You want to make sure this part of the buying process is smooth like butter. Eliminate any remaining doubts in your prospect’s mind and close the deal.
In many markets, it isn’t only homeowners who get to decide if you’re the best-fit business and solution for them. People can go through several approval processes before they seal the deal with you. Here’s a quick breakdown of the decision-making influencers.
- Users — These are the people who will directly use the product or service. They may not be necessarily involved in the decision, but their opinions or suggestions bear weight.
- Influencers — Often outside the organization. Although they won’t use the commodity per se they are reputable enough to have a say on the decision. This includes technical advisors, personalities or journalists.
- Deciders — They bear the final decisions but may gather information from other units to consolidate their absolute say.
- Approvers — These people are often management teams and budget holders that need to sign approvals. In my house, it’s my wife.
- Buyers — Normally the deciders themselves.
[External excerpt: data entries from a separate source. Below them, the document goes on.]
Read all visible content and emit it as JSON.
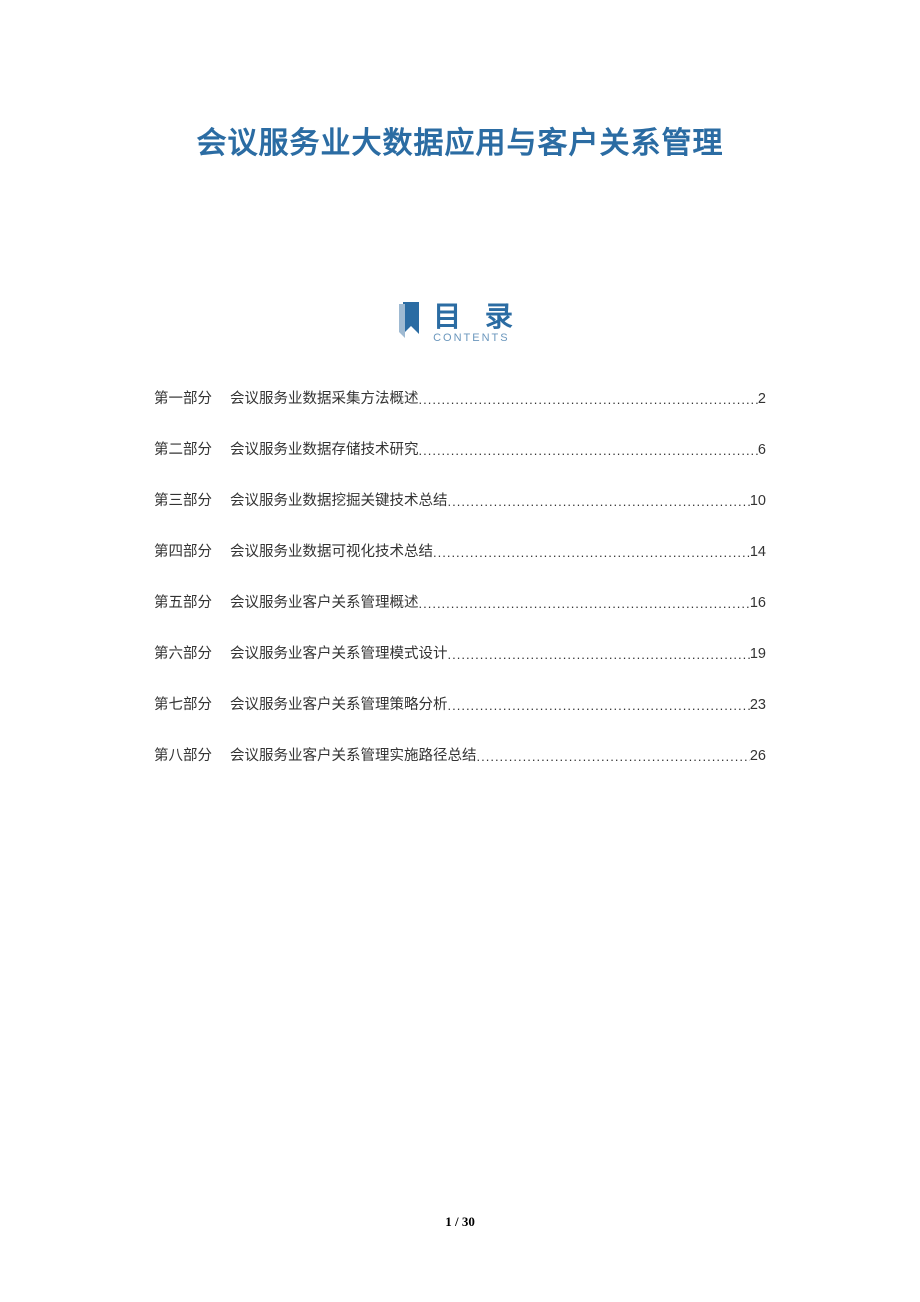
{
  "title": "会议服务业大数据应用与客户关系管理",
  "toc": {
    "label": "目 录",
    "sublabel": "CONTENTS",
    "items": [
      {
        "part": "第一部分",
        "topic": "会议服务业数据采集方法概述",
        "page": "2"
      },
      {
        "part": "第二部分",
        "topic": "会议服务业数据存储技术研究",
        "page": "6"
      },
      {
        "part": "第三部分",
        "topic": "会议服务业数据挖掘关键技术总结",
        "page": "10"
      },
      {
        "part": "第四部分",
        "topic": "会议服务业数据可视化技术总结",
        "page": "14"
      },
      {
        "part": "第五部分",
        "topic": "会议服务业客户关系管理概述",
        "page": "16"
      },
      {
        "part": "第六部分",
        "topic": "会议服务业客户关系管理模式设计",
        "page": "19"
      },
      {
        "part": "第七部分",
        "topic": "会议服务业客户关系管理策略分析",
        "page": "23"
      },
      {
        "part": "第八部分",
        "topic": "会议服务业客户关系管理实施路径总结",
        "page": "26"
      }
    ]
  },
  "footer": {
    "current": "1",
    "sep": " / ",
    "total": "30"
  }
}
They’re actively involved in the transaction and negotiation process. My son sometimes has this role.
- Gatekeepers — The link between deciders and other decision-making units. For example, personal assistants who relay information from one party to another. The information is only as good as how they were conveyed. We also see this from the ‘helpful’ friend or neighbour who spends most of their time being shitty.
How Customers Buy
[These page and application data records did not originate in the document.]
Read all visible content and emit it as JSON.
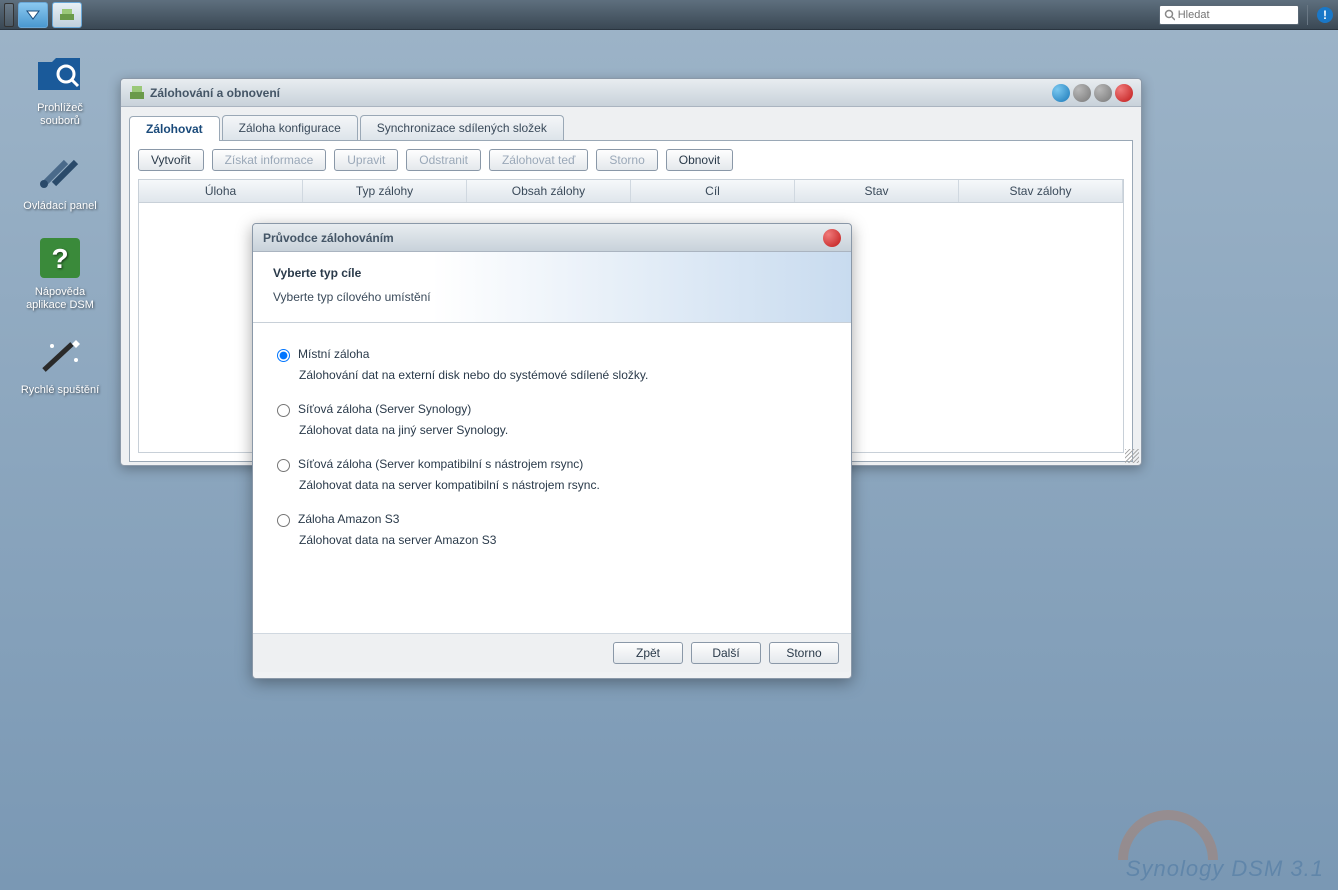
{
  "taskbar": {
    "search_placeholder": "Hledat"
  },
  "desktop": {
    "icons": [
      {
        "label": "Prohlížeč souborů"
      },
      {
        "label": "Ovládací panel"
      },
      {
        "label": "Nápověda aplikace DSM"
      },
      {
        "label": "Rychlé spuštění"
      }
    ]
  },
  "window": {
    "title": "Zálohování a obnovení",
    "tabs": {
      "t0": "Zálohovat",
      "t1": "Záloha konfigurace",
      "t2": "Synchronizace sdílených složek"
    },
    "toolbar": {
      "create": "Vytvořit",
      "info": "Získat informace",
      "edit": "Upravit",
      "delete": "Odstranit",
      "backup_now": "Zálohovat teď",
      "cancel": "Storno",
      "restore": "Obnovit"
    },
    "columns": {
      "c0": "Úloha",
      "c1": "Typ zálohy",
      "c2": "Obsah zálohy",
      "c3": "Cíl",
      "c4": "Stav",
      "c5": "Stav zálohy"
    }
  },
  "dialog": {
    "title": "Průvodce zálohováním",
    "header_title": "Vyberte typ cíle",
    "header_subtitle": "Vyberte typ cílového umístění",
    "options": {
      "o0": {
        "title": "Místní záloha",
        "desc": "Zálohování dat na externí disk nebo do systémové sdílené složky."
      },
      "o1": {
        "title": "Síťová záloha (Server Synology)",
        "desc": "Zálohovat data na jiný server Synology."
      },
      "o2": {
        "title": "Síťová záloha (Server kompatibilní s nástrojem rsync)",
        "desc": "Zálohovat data na server kompatibilní s nástrojem rsync."
      },
      "o3": {
        "title": "Záloha Amazon S3",
        "desc": "Zálohovat data na server Amazon S3"
      }
    },
    "buttons": {
      "back": "Zpět",
      "next": "Další",
      "cancel": "Storno"
    }
  },
  "watermark": "Synology DSM 3.1"
}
Sales close when an alignment of values and beliefs between the seller and buyer takes place. If your business and your products boast the same offer the things a prospect desires, you get the sale. However, if you botch anywhere within the buying process, you could jeopardize the entire transaction.
With that said, here are the 5 steps on how customers buy:
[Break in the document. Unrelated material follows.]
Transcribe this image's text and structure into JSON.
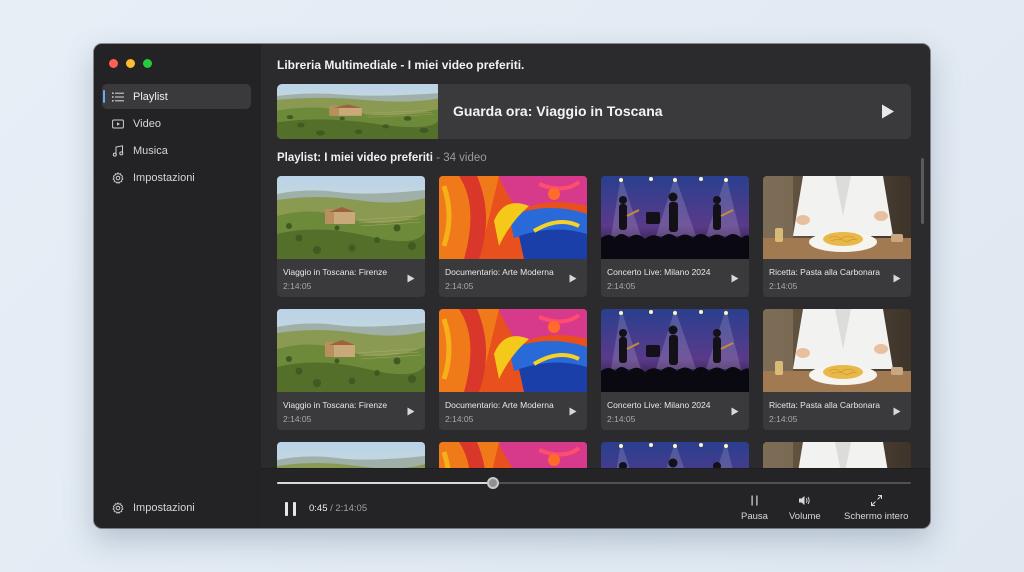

1. They are looking for someone (business and salesperson) who they feel good about.
If you think the product or service is all that matters, you’re mistaken. Underneath the buying process, customers want a reliable entity they can trust and build relationships with. This is where empathetic competent convenience comes in. Once your business or salesperson puts up an off-putting demeanor, you can throw your sale out the window.
2. They quickly want to know you are competent in solving their problem.
All things being equal, customers want empathetic competent convenience. Sadly, this often comes at a price and some buyers (transactional shoppers vs relational buyers) may not want to pay for it. Whether you sell premium or discount services, never sacrifice competence.
3. When they believe you understand how to solve their problem, they want options.
Customers won’t bother asking for solutions from businesses they feel can not live up to their expectations. When you meet or exceed their expectations, they will be interested in your options.
4. They will agree to commit when they are confident in the value and correctness of the solution.
Does the prospect believe your proposed solution solves their perceived problem? Does your business deliver irresistible value and delight? Can you alleviate their underlying felt needs with competence and convenience? If so, it’s your sale to lose.
5. Then it’s up to you to deliver.
The Path To Loyalty
A sale does not equal loyalty. Just because they committed to working with you doesn’t mean you’ve convinced them of your value.
The buying process is one piece of the bigger picture. There are still post-sale interactions you must make sure to protect and nurture. It only takes one disappointing buying experience for you to lose everything you’ve worked to build.
The customers who hired you need to feel they’ve made the right choice. This is where you deliver with all your promises, if not exceed their expectations. Solve their problems (the real ones, not the superficial ones), and overdeliver value incessantly.
“You will always win when the customer believes they won.” — Ryan Chute
Do this authentically with integrity and gratitude, and you will too.
The question is: Do you want to win?